This past week, Curtis Cooper discovered the largest-known prime number...it has 17,425,170 digits. If written down, you would need 4,647 pages, with 75 digits per line and 50 lines per page.
Cooper, a computer scientist at the University of Central Missouri, discovered the new prime number using a university computer. It took 39 days of nonstop computing.
An odd thing...this is the third large prime number discovered by Cooper. He participates as part of the Great Internet Mersenne Prime Search (GIMPS).
A Mersenne Prime is a prime number of the form 2n-1, where n is assumed to be a prime number. In Cooper's discovery, the new Mersenne prime is 257,885,161-1.
Thaks to GIMPS, a total of 48 Mersenne Primes are known. Prior to last week, the most recently discovered 47th Mersenne prime was found in June, 2009; however, it actually was smaller than the largest Mersenne Prime known at the time, which was the 45th to be discovered.
So, how can you earn the $1,000,000? The Electronic Frontier Foundation has offered prizes to people who discover Mersenne Primes: $50,000 for the first million-digit prime, $100,000 for the first ten-million-digit prime, $150,000 for the first hundred-million-digit prime, and $1,000,000 for the first billion-digit prime.

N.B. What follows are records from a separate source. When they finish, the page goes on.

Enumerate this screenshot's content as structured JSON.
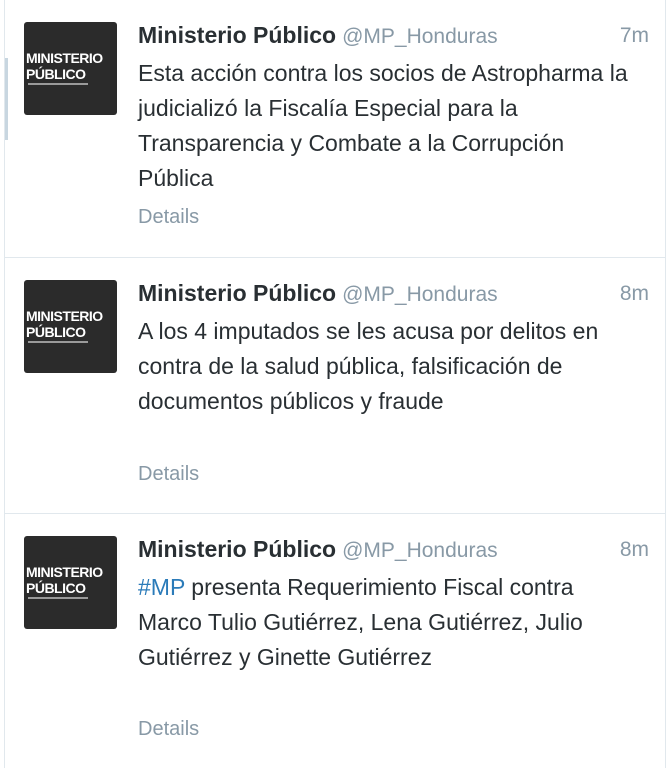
{
  "avatar_logo": {
    "line1": "MINISTERIO",
    "line2": "PÚBLICO"
  },
  "colors": {
    "hashtag": "#2b7bb9",
    "name": "#292f33",
    "meta": "#8899a6",
    "avatar_bg": "#2b2b2b"
  },
  "icons": [
    "ministerio-publico-avatar-icon"
  ],
  "tweets": [
    {
      "name": "Ministerio Público",
      "handle": "@MP_Honduras",
      "time": "7m",
      "text": "Esta acción contra los socios de Astropharma la judicializó la Fiscalía Especial para la Transparencia y Combate a la Corrupción Pública",
      "details": "Details"
    },
    {
      "name": "Ministerio Público",
      "handle": "@MP_Honduras",
      "time": "8m",
      "text": "A los 4 imputados se les acusa por delitos en contra de la salud pública, falsificación de documentos públicos y fraude",
      "details": "Details"
    },
    {
      "name": "Ministerio Público",
      "handle": "@MP_Honduras",
      "time": "8m",
      "hashtag": "#MP",
      "text": " presenta Requerimiento Fiscal contra Marco Tulio Gutiérrez, Lena Gutiérrez, Julio Gutiérrez y Ginette Gutiérrez",
      "details": "Details"
    }
  ]
}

From the looks of things, this contest will not finish in our lifetime (or Cooper's)... unless, a new prime testing algorithm is created!